During a speech in Las Vegas Monday, Bill Clinton suggested that, when Tim Russert asked his wife last week whether she supported Eliot Spitzer's plan to provide driver's licenses to illegal aliens, he was setting her up for attacks like the 2004 Swift Boating of John Kerry and the 2002 GOP smears against Georgia Sen. Max Cleland.
In making that argument, the former president may have inadvertently helped us understand why we're having such a hard time getting too excited about what Hillary Clinton is up against: Given the ferocious partisan attacks we've seen over the last six years, the criticisms John Edwards and Barack Obama are advancing now just don't seem all that outrageous.
In 2002, Republicans ran a television spot that created a visual connection between Cleland and Osama bin Laden and used some of Cleland's votes on the creation of the Department of Homeland Security to suggest that the Vietnam veteran -- he lost three limbs in the war -- was somehow unpatriotic and soft on terrorism. In 2004, the Swift Boat Veterans for Truth peddled demonstrably false facts about Kerry in arguing that he'd made up stories to win his Purple Hearts and sold out his fellow soldiers once he got back home.
In the same campaign, Vice President Dick Cheney said that a Kerry victory would expose America to the risk of being "hit again" by terrorists, this time in a "devastating" way. In the run-up to the 2006 congressional elections, then-House Majority Leader John Boehner wondered aloud whether Democrats were "more interested in protecting the terrorists than protecting the American people." And just the other day, GOP Sen. Kay Bailey Hutchison described "the whole Democratic platform" as being "we can't or shouldn't stand up for our way of life and freedom."
Don't bother looking for that last one in Google News: Hutchison's comments, made during an interview with MSNBC on Oct. 29, were so completely par for the course that they seem to have gone unnoticed by the rest of the press.
So, yes, the Obama campaign is exaggerating when it claims that Clinton's vote on Kyl-Lieberman amounted to another "blank check" for George W. Bush. The Edwards campaign is guilty of some overly aggressive editing in its "Politics of Parsing" video spot. And the controversy over Clinton's equivocations on Spitzer's driver's license plan is surely just a bit overblown, especially insofar as it concerns an issue that's far from the front burner for a lot of Democratic voters.
But Edwards and Obama haven't accused Clinton of undercutting the troops, siding with the terrorists or generally advocating for America's defeat.

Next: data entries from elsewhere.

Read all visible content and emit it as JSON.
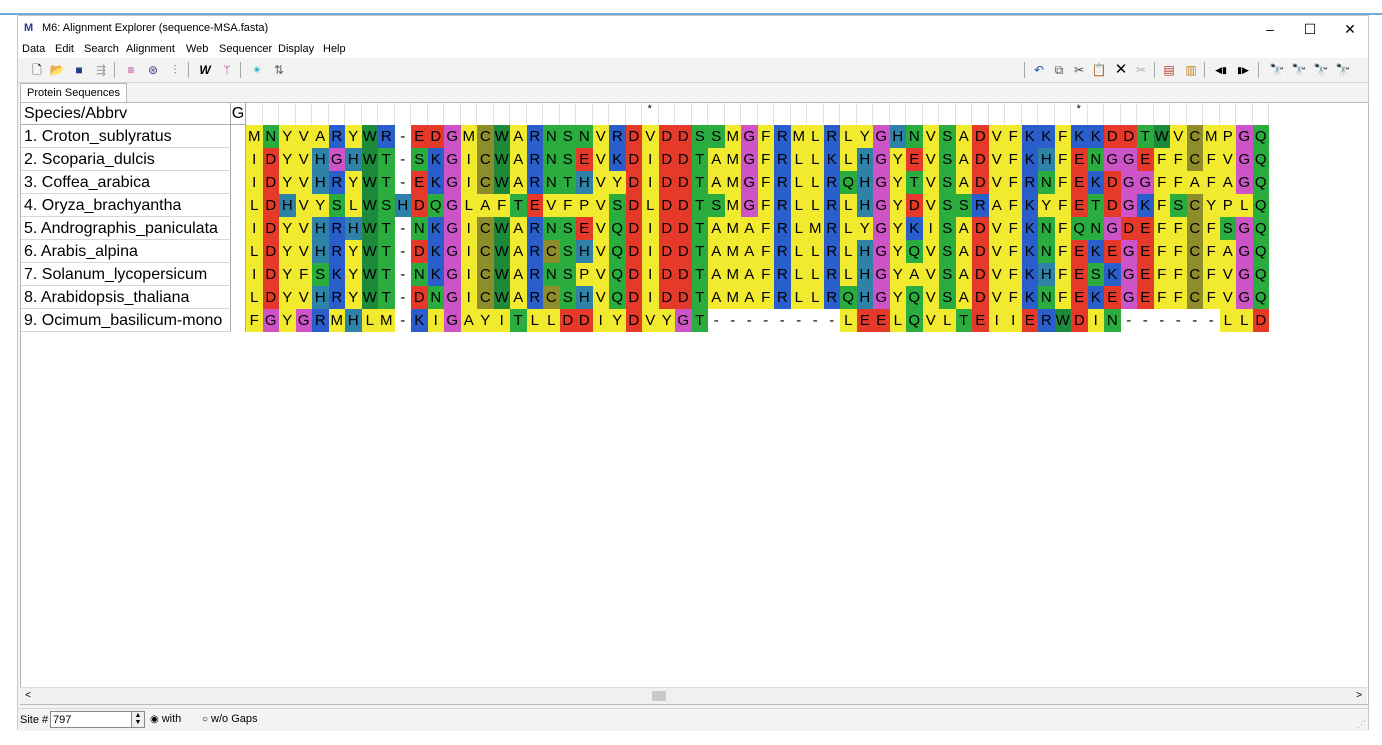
{
  "window": {
    "title": "M6: Alignment Explorer (sequence-MSA.fasta)",
    "icon": "M",
    "minimize": "–",
    "maximize": "☐",
    "close": "✕"
  },
  "menu": [
    "Data",
    "Edit",
    "Search",
    "Alignment",
    "Web",
    "Sequencer",
    "Display",
    "Help"
  ],
  "tab": "Protein Sequences",
  "grid": {
    "header": "Species/Abbrv",
    "g_header": "G",
    "consensus": "                        *                         *                                                                        ",
    "species": [
      "1. Croton_sublyratus",
      "2. Scoparia_dulcis",
      "3. Coffea_arabica",
      "4. Oryza_brachyantha",
      "5. Andrographis_paniculata",
      "6. Arabis_alpina",
      "7. Solanum_lycopersicum",
      "8. Arabidopsis_thaliana",
      "9. Ocimum_basilicum-mono"
    ],
    "sequences": [
      "MNYVARYWR-EDGMCWARNSNVRDVDDSSMGFRMLRLYGHNVSADVFKKFKKDDTWVCMPGQ",
      "IDYVHGHWT-SKGICWARNSEVKDIDDTAMGFRLLKLHGYEVSADVFKHFENGGEFFCFVGQ",
      "IDYVHRYWT-EKGICWARNTHVYDIDDTAMGFRLLRQHGYTVSADVFRNFEKDGGFFAFAGQ",
      "LDHVYSLWSHDQGLAFTEVFPVSDLDDTSMGFRLLRLHGYDVSSRAFKYFETDGKFSCYPLQ",
      "IDYVHRHWT-NKGICWARNSEVQDIDDTAMAFRLMRLYGYKISADVFKNFQNGDEFFCFSGQ",
      "LDYVHRYWT-DKGICWARCSHVQDIDDTAMAFRLLRLHGYQVSADVFKNFEKEGEFFCFAGQ",
      "IDYFSKYWT-NKGICWARNSPVQDIDDTAMAFRLLRLHGYAVSADVFKHFESKGEFFCFVGQ",
      "LDYVHRYWT-DNGICWARCSHVQDIDDTAMAFRLLRQHGYQVSADVFKNFEKEGEFFCFVGQ",
      "FGYGRMHLM-KIGAYITLLDDIYDVYGT--------LEELQVLTEIIERWDIN------LLD"
    ],
    "residue_colors": {
      "A": "#f2ea2e",
      "V": "#f2ea2e",
      "L": "#f2ea2e",
      "I": "#f2ea2e",
      "M": "#f2ea2e",
      "F": "#f2ea2e",
      "P": "#f2ea2e",
      "Y": "#f2ea2e",
      "W": "#1c8a3a",
      "C": "#8d8d2c",
      "G": "#cc54c6",
      "H": "#2e82a8",
      "S": "#2aac3f",
      "T": "#2aac3f",
      "N": "#2aac3f",
      "Q": "#2aac3f",
      "K": "#2a5fcb",
      "R": "#2a5fcb",
      "D": "#e53a2a",
      "E": "#e53a2a",
      "-": "#ffffff"
    }
  },
  "status": {
    "site_label": "Site #",
    "site_value": "797",
    "with_label": "with",
    "without_label": "w/o Gaps"
  },
  "scroll": {
    "left": "<",
    "right": ">"
  }
}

What they've charged her with is failing to learn from her 2002 vote on Iraq; failing to advance a specific plan for Social Security; failing to refuse money from lobbyists; and equivocating on a number of different issues, from driver's license in New York to the war in Iraq. Taken together, they say those issues raise concerns about whether Clinton is "open" and "honest."
We can debate the merits of those charges and the conclusions that can or can't be drawn from them, but it's hard to take seriously the notion that raising these issues amounts to a sexist "piling on" or some kind of Swift Boating of Hillary Clinton. Clinton has sold herself as someone who has "stood up against the right-wing machine and come out stronger." In letting her surrogates whine about the attacks from Democrats now, she risks making herself -- and, if she wins the nomination, her party -- look weak instead.